- Obama military downsizing leaves U.S. too weak to counter global threats, panel finds
- Sen. Tom Coburn vows to slow down budget-busting bills ahead of recess
- Obama fantasizes about more executive power, signs new order on federal contractors
- Clintons call Klein, Halper, Kessler ‘a Hat Trick of despicable actors’: report
- Boehner accuses Obama of ‘legacy of lawlessness’
- Pro-marijuana group claims responsibility for Brooklyn Bridge flag swap
- Young adults shun Obamacare mostly due to cost: survey
- Stabbing attack on transgender girl, 15, was ‘bias motivated,’ police say
- LGBT adults still lean overwhelmingly toward Democratic Party
- Lawmakers rattled by Syria genocide horrors, call on Obama to act
Change in air for blizzard of winter weather terms
Question of the Day
“When they get named, they’re instantly raised in the public consciousness. People just pay more attention to storms when they get a name,” explained Bryan Norcross, a content director for The Weather Channel who helped develop the naming system.
In December, the storm Draco (named for an ancient Athenian legislator) dumped a foot of snow from Wyoming into the Upper Midwest. Next up were Euclid (ancient Greek mathematician), Freyr (Norse god) and Gandalf (“Lord of the Rings” wizard).
Social media played a big role, starting with an October 2011 snowstorm that The Weather Channel’s social media specialists gave the Twitter hashtag snowtober.
“What we realized was that, in the future, with the reality of Twitter and the fact that we’re going to send information out about storms all winter long, we’re going to have to come up with some kind of hashtag for every storm,” Norcross said.

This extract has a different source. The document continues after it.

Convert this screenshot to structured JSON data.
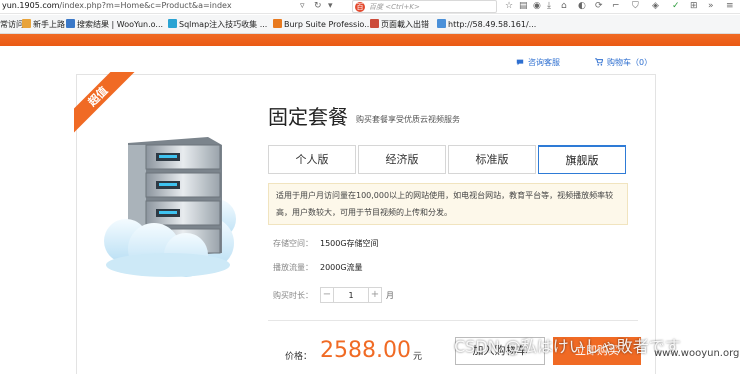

He pointed out that a pre-decided list of names gets around the problem of having to come up with a creative name for every storm.
The National Weather Service in the late 1990s toyed with rating winter storms on a 1-5 intensity scale, as is done for hurricanes, but the idea didn’t catch on.
The public can see how the Weather Service’s proposed new wording works and comment on it at http://nws.weather.gov/haz_simp .
Ideas submitted by the public so far include trying a color-coded scale for severe weather.
Jacks said he’s read all 3,000 or so surveys returned to date.
“It’s a challenge,” he said. “These are all interesting comments and we have to take some time to think about them.”
TWT Video Picks
Both parties recognize the Democrats' scam
- Inside the Ring: Israel surprised by Hamas tunnel network
- CRUZ: A tale of two hospitals: One in Israel, one in Gaza
- Chicken pox outbreak puts illegal immigrant facility on lockdown
- Report: 40% of weapons sent to Afghanistan are unaccounted for
- Israel surprised by Hamas tunnel network
- Sarah Palin's online channel hits snag as Stephen Colbert buys similar URL
- 3 African leaders cancel trip to U.S. over Ebola outbreak; Obama still plans summit
- Feds accept boredom, lack of work as excuses for surfing porn on clock
- Catholic League slams Obama: 'Do Christian lives mean so little to you?'
- Obama military strategy too weak for future security, panel reports
Obama's biggest White House 'fails'
Celebrities turned politicians
Athletes turned actors
20 gadgets that changed the world